Generic delimitation in Astereae has long been a source of disagreement among botanists. The ways in which they treat the large and diverse genus Aster usually reflect their philosophy on generic concepts, and although there are many variations, in general there have historically been two schools of thought. The first approach maintains a very inclusive generic concept of a large genus Aster, with subdivision of the genus into several subgenera. The second approach was to segregate many distinctive small genera from Aster, thus adopting a narrow generic concept As a result of new in-depth studies of phenotype features and, more recently, DNA sequences, combined with reasonably strict adherence to the tenets of phylogenetic systematics, the genus Aster is now much more narrowly and more naturally defined than before. Consequently many of the species formerly accepted in a looser definition of that genus have now been transferred to several more narrowly defined genera.
Aster delavayi Franch.
Aster vilmorinii Franch.pp
Erigeron delavayi (Franch.) Botschantz.

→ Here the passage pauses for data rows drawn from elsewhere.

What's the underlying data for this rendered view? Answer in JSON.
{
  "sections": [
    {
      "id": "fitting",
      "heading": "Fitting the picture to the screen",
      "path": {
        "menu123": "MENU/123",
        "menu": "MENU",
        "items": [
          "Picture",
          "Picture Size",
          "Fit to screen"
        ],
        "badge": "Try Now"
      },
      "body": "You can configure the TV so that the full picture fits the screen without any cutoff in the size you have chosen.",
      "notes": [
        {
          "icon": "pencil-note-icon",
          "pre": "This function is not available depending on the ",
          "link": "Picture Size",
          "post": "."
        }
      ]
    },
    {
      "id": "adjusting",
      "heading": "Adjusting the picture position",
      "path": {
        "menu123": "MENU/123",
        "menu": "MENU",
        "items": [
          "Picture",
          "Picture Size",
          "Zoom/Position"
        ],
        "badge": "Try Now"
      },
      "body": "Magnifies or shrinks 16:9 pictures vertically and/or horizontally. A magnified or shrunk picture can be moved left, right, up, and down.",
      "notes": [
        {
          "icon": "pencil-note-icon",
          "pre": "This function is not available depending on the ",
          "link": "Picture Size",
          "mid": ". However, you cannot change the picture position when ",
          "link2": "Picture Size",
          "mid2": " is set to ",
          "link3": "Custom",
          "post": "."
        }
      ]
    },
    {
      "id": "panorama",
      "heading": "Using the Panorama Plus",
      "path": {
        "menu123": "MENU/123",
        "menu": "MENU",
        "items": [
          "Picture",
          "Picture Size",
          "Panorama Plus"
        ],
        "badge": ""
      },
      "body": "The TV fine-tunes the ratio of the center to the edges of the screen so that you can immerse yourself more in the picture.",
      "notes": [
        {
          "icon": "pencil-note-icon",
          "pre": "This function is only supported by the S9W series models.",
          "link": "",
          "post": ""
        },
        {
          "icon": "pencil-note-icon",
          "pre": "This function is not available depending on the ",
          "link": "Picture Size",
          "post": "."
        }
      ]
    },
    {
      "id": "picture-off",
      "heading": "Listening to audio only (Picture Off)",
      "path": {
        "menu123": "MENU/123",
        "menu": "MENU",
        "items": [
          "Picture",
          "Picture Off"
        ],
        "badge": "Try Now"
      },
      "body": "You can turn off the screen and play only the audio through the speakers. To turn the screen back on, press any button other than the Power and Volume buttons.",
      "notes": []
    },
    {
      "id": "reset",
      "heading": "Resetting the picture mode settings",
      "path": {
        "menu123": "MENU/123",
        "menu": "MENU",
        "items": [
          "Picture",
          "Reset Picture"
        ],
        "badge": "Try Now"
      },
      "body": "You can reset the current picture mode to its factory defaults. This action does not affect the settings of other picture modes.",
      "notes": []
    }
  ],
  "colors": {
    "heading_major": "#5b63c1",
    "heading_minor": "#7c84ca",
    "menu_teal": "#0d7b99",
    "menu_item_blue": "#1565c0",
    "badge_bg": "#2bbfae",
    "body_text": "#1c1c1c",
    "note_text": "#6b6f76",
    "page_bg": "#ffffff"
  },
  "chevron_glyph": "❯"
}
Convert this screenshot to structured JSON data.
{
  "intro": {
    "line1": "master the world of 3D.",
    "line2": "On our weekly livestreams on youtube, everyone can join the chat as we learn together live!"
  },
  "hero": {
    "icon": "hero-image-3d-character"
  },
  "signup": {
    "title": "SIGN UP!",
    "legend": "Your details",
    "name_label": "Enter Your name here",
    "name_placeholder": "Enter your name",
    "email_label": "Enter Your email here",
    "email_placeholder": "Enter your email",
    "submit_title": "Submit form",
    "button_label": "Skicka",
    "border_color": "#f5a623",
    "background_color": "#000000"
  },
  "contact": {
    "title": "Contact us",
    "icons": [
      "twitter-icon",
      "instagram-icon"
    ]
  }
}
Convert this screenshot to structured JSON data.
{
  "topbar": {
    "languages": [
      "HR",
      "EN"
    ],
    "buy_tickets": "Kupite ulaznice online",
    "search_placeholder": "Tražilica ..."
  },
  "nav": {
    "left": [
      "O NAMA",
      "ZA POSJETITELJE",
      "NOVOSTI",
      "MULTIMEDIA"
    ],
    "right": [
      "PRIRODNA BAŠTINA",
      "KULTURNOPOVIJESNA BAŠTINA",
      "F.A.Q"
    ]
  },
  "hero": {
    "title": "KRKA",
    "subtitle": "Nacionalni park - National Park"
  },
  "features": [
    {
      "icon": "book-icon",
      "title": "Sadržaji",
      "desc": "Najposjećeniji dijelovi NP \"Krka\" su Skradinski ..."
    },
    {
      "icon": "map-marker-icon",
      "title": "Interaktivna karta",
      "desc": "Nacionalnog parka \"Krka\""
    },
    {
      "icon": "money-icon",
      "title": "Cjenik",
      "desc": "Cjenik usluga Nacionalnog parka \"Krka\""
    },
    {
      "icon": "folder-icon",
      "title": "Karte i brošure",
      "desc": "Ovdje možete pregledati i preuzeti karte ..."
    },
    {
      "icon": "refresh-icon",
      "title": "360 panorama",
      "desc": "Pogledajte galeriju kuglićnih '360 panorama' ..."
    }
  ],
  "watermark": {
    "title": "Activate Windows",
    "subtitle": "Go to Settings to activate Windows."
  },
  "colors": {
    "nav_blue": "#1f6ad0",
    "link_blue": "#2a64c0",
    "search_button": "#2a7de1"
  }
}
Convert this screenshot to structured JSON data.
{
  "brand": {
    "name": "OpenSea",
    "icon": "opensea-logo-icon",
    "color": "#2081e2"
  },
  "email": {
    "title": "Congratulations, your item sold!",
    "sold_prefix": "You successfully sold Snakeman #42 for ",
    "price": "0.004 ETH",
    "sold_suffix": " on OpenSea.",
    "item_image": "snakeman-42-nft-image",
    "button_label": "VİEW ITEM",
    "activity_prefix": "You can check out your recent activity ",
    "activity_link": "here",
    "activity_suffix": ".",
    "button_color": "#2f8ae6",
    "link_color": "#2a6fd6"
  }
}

Erigeron diplostephioides (DC.) Botschantz.
Heterochaeta diplostephioides DC.
Close-up of the flower
Photograph by: peganum
Aster diplostephioides is a herbaceous, perennial plant with a robust, branched rhizome. It forms a cluster of erect, unbranched stems 13 - 57cm tall[
The plant is harvested fom the wild for local use as a medicine. It is often grown as an ornamental in gardens, there are some named forms.
E. Asia - Himalayas from northern Pakistan, India, Nepal, Bhutan and China
Alpine and subalpine grasslands, rich or wet alpine meadows, scrub, boggy areas, stream banks, floodplains, seepage areas in coniferous or mixed forests; at elevations from 2,700 - 4,600 metres[
|Pollinators||Bees, Flies, Beetles, Lepidoptera, Self
|Cultivation Status||Ornamental, Wild
Succeeds in most good garden soils[
], preferring one that is well-drained and moisture retentive[
]. Prefers a sunny position[
A very ornamental plant[
], it grows well in a rock garden[
Most species in this genus seem to be immune to the predations of rabbits[
Hybridizes freely with other members of this genus[
This plant is said to have medicinal properties, but no details were given in the report[
The flowers are used in Tibetan medicine, they are said to have a bitter taste and a cooling potency[
]. Antidote, febrifuge, haemostatic and tonic, they are used in the treatment of infectious fevers, influenza, nose bleeds, poisoning, sores from environmental poisoning and an inability to stretch or contract the limbs[
Seed - surface sow in spring in a cold frame. Do not allow the compost to become dry. Pre-chilling the seed for two weeks can improve germination rates[
]. Germination usually takes place within 2 weeks at 20°c[
]. When large enough to handle, prick the seedlings out into individual pots and plant them out in the summer.
Division in spring or autumn[